So you’ve decided to make your living online. Congrats! There are plenty of ways to make money online, and one of the most viable options is to become a digital marketer or content marketer. What is the difference between these two jobs, you ask? Let’s dive into it.
What is a Digital Marketer?
To put it simply, a digital marketer is someone who creates marketing material for digital platforms like websites or apps. For example, a web designer might specialize in creating sleek, modern websites; a marketer might specialize in crafting amazing content that will attract, engage, and retain customers on social media channels; and an app developer might specialize in creating engaging mobile applications that solve customer problems.
The truth is that there is quite a bit of overlap between these roles, but they do have some key differences. For one, digital marketers and content marketers need to know how to drive traffic to a website or app. This involves using various digital marketing tactics, many of which are online (i.e., digital) while others are offline (i.e., traditional). For example, an SEO (search engine optimization) specialist might use content marketing to gain traction with prospective customers, leveraging SEO best practices to optimize content for certain keywords and phrases so that it can be easily found when someone searches for these terms.
What is a Content Marketer?
A content marketer is someone who creates marketing material that can be sourced and used by companies in any industry. This might include everything from videos to e-books to blog posts, depending on the type of content this person creates. For example, a video content marketer might create marketing videos for businesses to use on their websites and social media platforms.
The advantage of having a content marketer is that you can literally think of thousands of use cases for the type of content they create. This means that no matter what industry you are in, there is content marketing material that can be leveraged for your benefit. Additionally, content marketers usually hold an MBA or a bachelor’s degree along with a concentration in marketing or communications.

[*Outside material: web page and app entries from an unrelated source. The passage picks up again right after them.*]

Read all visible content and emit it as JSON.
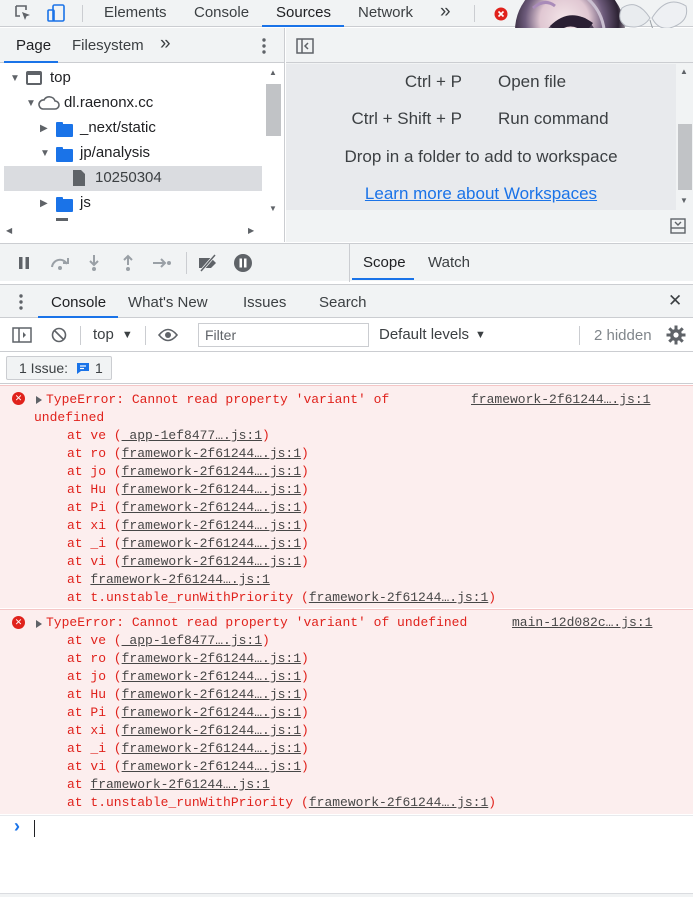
{
  "toolbar": {
    "tabs": [
      "Elements",
      "Console",
      "Sources",
      "Network"
    ],
    "active_tab": "Sources",
    "more": "»"
  },
  "navigator": {
    "tabs": [
      "Page",
      "Filesystem"
    ],
    "more": "»",
    "tree": [
      {
        "label": "top",
        "kind": "frame"
      },
      {
        "label": "dl.raenonx.cc",
        "kind": "cloud"
      },
      {
        "label": "_next/static",
        "kind": "folder"
      },
      {
        "label": "jp/analysis",
        "kind": "folder"
      },
      {
        "label": "10250304",
        "kind": "file"
      },
      {
        "label": "js",
        "kind": "folder"
      }
    ]
  },
  "editor": {
    "shortcuts": [
      {
        "key": "Ctrl + P",
        "action": "Open file"
      },
      {
        "key": "Ctrl + Shift + P",
        "action": "Run command"
      }
    ],
    "drop_text": "Drop in a folder to add to workspace",
    "learn_link": "Learn more about Workspaces"
  },
  "debugger": {
    "tabs": [
      "Scope",
      "Watch"
    ]
  },
  "drawer": {
    "tabs": [
      "Console",
      "What's New",
      "Issues",
      "Search"
    ],
    "close": "✕"
  },
  "console_toolbar": {
    "context": "top",
    "filter_placeholder": "Filter",
    "levels": "Default levels",
    "hidden": "2 hidden"
  },
  "issues_bar": {
    "label": "1 Issue:",
    "count": "1"
  },
  "errors": [
    {
      "message_line1": "TypeError: Cannot read property 'variant' of",
      "message_line2": "undefined",
      "source": "framework-2f61244….js:1",
      "stack": [
        {
          "prefix": "at ve (",
          "link": "_app-1ef8477….js:1",
          "suffix": ")"
        },
        {
          "prefix": "at ro (",
          "link": "framework-2f61244….js:1",
          "suffix": ")"
        },
        {
          "prefix": "at jo (",
          "link": "framework-2f61244….js:1",
          "suffix": ")"
        },
        {
          "prefix": "at Hu (",
          "link": "framework-2f61244….js:1",
          "suffix": ")"
        },
        {
          "prefix": "at Pi (",
          "link": "framework-2f61244….js:1",
          "suffix": ")"
        },
        {
          "prefix": "at xi (",
          "link": "framework-2f61244….js:1",
          "suffix": ")"
        },
        {
          "prefix": "at _i (",
          "link": "framework-2f61244….js:1",
          "suffix": ")"
        },
        {
          "prefix": "at vi (",
          "link": "framework-2f61244….js:1",
          "suffix": ")"
        },
        {
          "prefix": "at ",
          "link": "framework-2f61244….js:1",
          "suffix": ""
        },
        {
          "prefix": "at t.unstable_runWithPriority (",
          "link": "framework-2f61244….js:1",
          "suffix": ")"
        }
      ]
    },
    {
      "message_line1": "TypeError: Cannot read property 'variant' of undefined",
      "message_line2": "",
      "source": "main-12d082c….js:1",
      "stack": [
        {
          "prefix": "at ve (",
          "link": "_app-1ef8477….js:1",
          "suffix": ")"
        },
        {
          "prefix": "at ro (",
          "link": "framework-2f61244….js:1",
          "suffix": ")"
        },
        {
          "prefix": "at jo (",
          "link": "framework-2f61244….js:1",
          "suffix": ")"
        },
        {
          "prefix": "at Hu (",
          "link": "framework-2f61244….js:1",
          "suffix": ")"
        },
        {
          "prefix": "at Pi (",
          "link": "framework-2f61244….js:1",
          "suffix": ")"
        },
        {
          "prefix": "at xi (",
          "link": "framework-2f61244….js:1",
          "suffix": ")"
        },
        {
          "prefix": "at _i (",
          "link": "framework-2f61244….js:1",
          "suffix": ")"
        },
        {
          "prefix": "at vi (",
          "link": "framework-2f61244….js:1",
          "suffix": ")"
        },
        {
          "prefix": "at ",
          "link": "framework-2f61244….js:1",
          "suffix": ""
        },
        {
          "prefix": "at t.unstable_runWithPriority (",
          "link": "framework-2f61244….js:1",
          "suffix": ")"
        }
      ]
    }
  ],
  "prompt": "›",
  "colors": {
    "accent": "#1a73e8",
    "error": "#e0221c",
    "error_bg": "#fceeee"
  }
}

This makes them particularly valuable within an organization, where they can play a vital role in the growth and success of a business.
The Differences Between These Two Careers
There are several key differences between digital marketers and content marketers, which makes one job easier or more suitable than the other. First, let’s discuss the overlap between these roles. These are the duties that a digital marketer and content marketer have in common:
- Creating and curating content
- Setting up email marketing campaigns
- Optimizing websites and apps for search engines
- Writing blog posts for publications and/or platforms like Medium and LinkedIn
- Using various tools to track, analyze, and report on marketing activity
- Building websites and apps
Now, let’s discuss some of the differences between a digital marketer and a content marketer. First, it is essential to understand the purpose of each role. A digital marketer’s purpose is to design and implement marketing strategies for digital platforms. This involves using various tools and methodologies to research the strengths and weaknesses of a business, understanding how existing customers behave, and devising a game plan to attract new customers. A content marketer’s purpose is to create marketing material for various platforms (i.e., websites, blogs, social media, and so on) that can be used to attract and retain customers.
The fact is that a business’ marketing needs can vary from one industry to the next, and one job to the next. That is why it is important to understand the differences between these two roles. A digital marketer should not be expected to do the same job as a content marketer. Even though they might have some of the same responsibilities (e.g., creating and curating content), they will carry out these responsibilities in very different ways. For example, a digital marketer might use SEO best practices to create content for a business blog while a content marketer might use storytelling to engage with customers on social media channels.
The Rise Of Online Freelancer Marketing
With more and more companies moving into the digital sphere, those hired to manage these online marketing efforts can be found anywhere in the world. In fact, some of the top freelancer marketing agencies can be found on freelancing websites like Upwork and Fiverr, allowing digital marketers to work remotely from anywhere.
This trend of freelance marketing has led to the rise of independent marketing contractors who can take on a myriad of marketing projects, from managing and optimizing a company’s social media accounts to designing print ads and web banners, and writing SEO material.
The trend of working remotely hasn’t just affected marketing. Product management, information architecture, technical writing, and even human resource management have all seen a big shift towards remote work. This trend seems to be unstoppable, and for good reason. People want to be able to work remotely, and employers want to hire remote workers to save costs and increase productivity.
Becoming A ‘One-Man-Team’
While there is certainly a place for remote teams, there is also a place for solo marketing. Just because a business is digital doesn’t mean that they have to operate solely online. In fact, many businesses operate entirely offline, using digital marketing tactics to attract customers and gain traction (i.e., Facebook Ads, Google Adwords, and so on).
The truth is that marketing is a vast and complicated subject, and one that doesn’t always fit into a neatly formed box. That is why it is important to understand the differences between a digital marketer and a content marketer. Knowing the purpose of each role will help you choose the right person for the job, and enable you to form a much more effective marketing team. Perhaps the most important difference between these roles is the way in which they approach their work. A digital marketer can be thought of as a ‘jack of all trades’, while a content marketer can be viewed as a’master of a few.’ This means that even though he or she might not be an expert in SEO or content creation, the content marketer will have a much deeper knowledge of his or her niche than the digital marketer, enabling them to choose the right tools for the job and carry out the project with excellence.